Last summer, Ohio Auditor of State Dave Yost launched a statewide investigation into alleged questionable attendance practices by schools and districts across Ohio. Auditor Yost confidently announced that the investigation would be completed rapidly, initially believing his full report would be ready in early Autumn so as to not disrupt the 2012-2013 school year unnecessarily. Yost’s hubris about his knowledge of the situation and his personal ability to understand such a complex system ultimately left him grasping at straws and struggling to bring any structure to the investigation, leaving any conclusive findings blowing in the wind for months.
Today, Yost’s office boldly proclaimed that the final state report will now be issued on Monday, February 11.
Here at Plunderbund, we’re anxiously awaiting this report that is padded with interpretations of guidelines in a manner that never existed prior to Yost’s investigation, neither by the state legislature nor by the Ohio Department of Education who writes the manuals on attendance reporting. Basically, Yost’s preliminary releases display his arrogance in seeking to rewrite the history of attendance reporting by Ohio’s schools, leaving every school or district in the state guilty of violating these newly-interpreted rules as the State Auditor personally sees fit.
Yost could have saved us all months of consternation, finger-pointing, false accusations, and the disruptive beginning to a new school year by listening to those, like us, who recognized early on that the standards guiding attendance reporting in Ohio have been weak at best, and completely missing in many cases. This void in state direction left schools wide latitude in interpreting the manner in which to report absences and withdrawals, a process that the Ohio Department of Education and the Ohio General Assembly intentionally left vague because of the major conflicts in interpreting the true role of schools in reporting student attendance and involvement.

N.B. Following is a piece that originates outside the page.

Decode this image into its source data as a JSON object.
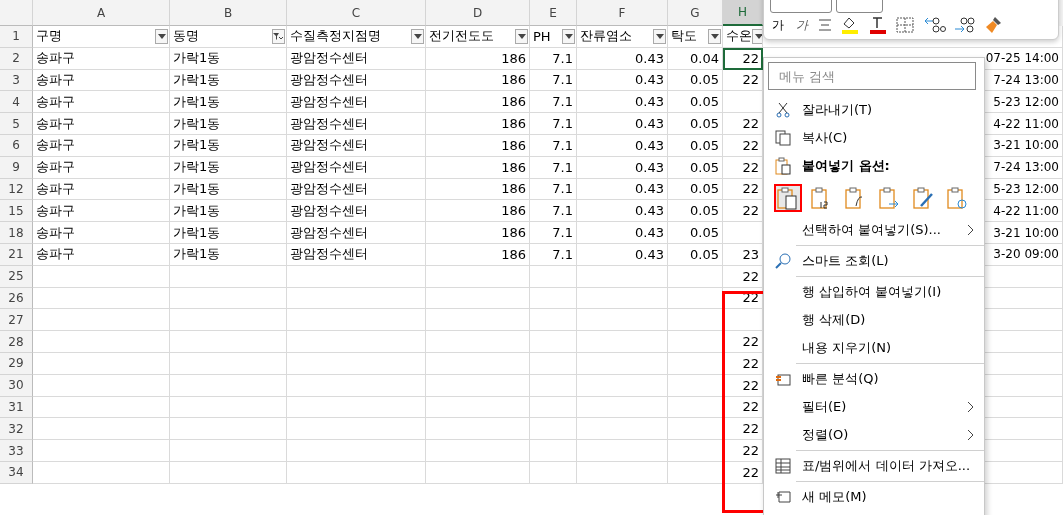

Last July 12, we published an article that detailed a conversation we had with State Representative Andy Brenner (R) in which we explicitly detailed the foundational problem with the manuals schools have been given in the past in a thin effort to guide attendance reporting. Brenner frequently engaged me in conversation about this investigation, often seeking to gain clarity about whether schools actually violated any rules or laws or directives. To his credit, and despite not seeing eye to eye on many educational topics, Brenner continued to listen and even became the sole state representative to contact Auditor Yost about this investigation, resulting in his name being included on Yost’s first major press release on July 26.
On that same date, I sent a FB message to Brenner congratulating him on contacting Yost and getting recognized. As our agreement on this topic began to align, I was hopeful that Brenner might be able to influence his fellow Delaware County Republican, swaying him to understand the gaps in the rules. Brenner gave me more hope in his replies that confirmed our interpretation of the lax standards schools were dealing with. Our conversation went as follows:
Note Brenner’s definitive answer to my initial congratulations:
“I’m looking into legislation on it in general. You are correct, there aren’t any standards.“
Brenner followed up by confirming that this wasn’t simply his personal opinion:
“Our own staff agreed.“
Now, as 2013 opens and a new General Assembly convenes in advance of Yost’s “final” report of sorts, the suddenly silent Brenner now finds himself sitting as the Vice Chair of the House Education Committee, perfectly poised to stand up and defend the work of Ohio’s schools in the absence of clear standards on attendance reporting.
Will Andy Brenner put partisan politics aside and refute the study by his compatriot, Auditor Yost? Or will he toe the party line on education and allow Ohio’s school districts to be thrown under the bus in spite of his own staff’s acknowledgement that the state guidelines were non-existent and in need of major revisions to be even remotely effective?
Will Representive Brenner display the integrity that should be evident in an educational leader or will he continue to sit on the truths that he discovered last summer and allow schools to unjustly take the fall due to an over-eager political mover in Republican Auditor of State Dave Yost?
Step up, Representative Brenner. Your seven months of silence on this topic must end now lest schools are unfairly punished as a result of your inaction.
If you haven’t read our initial detailed report on the flaws in reporting guidelines you can access it by clicking here.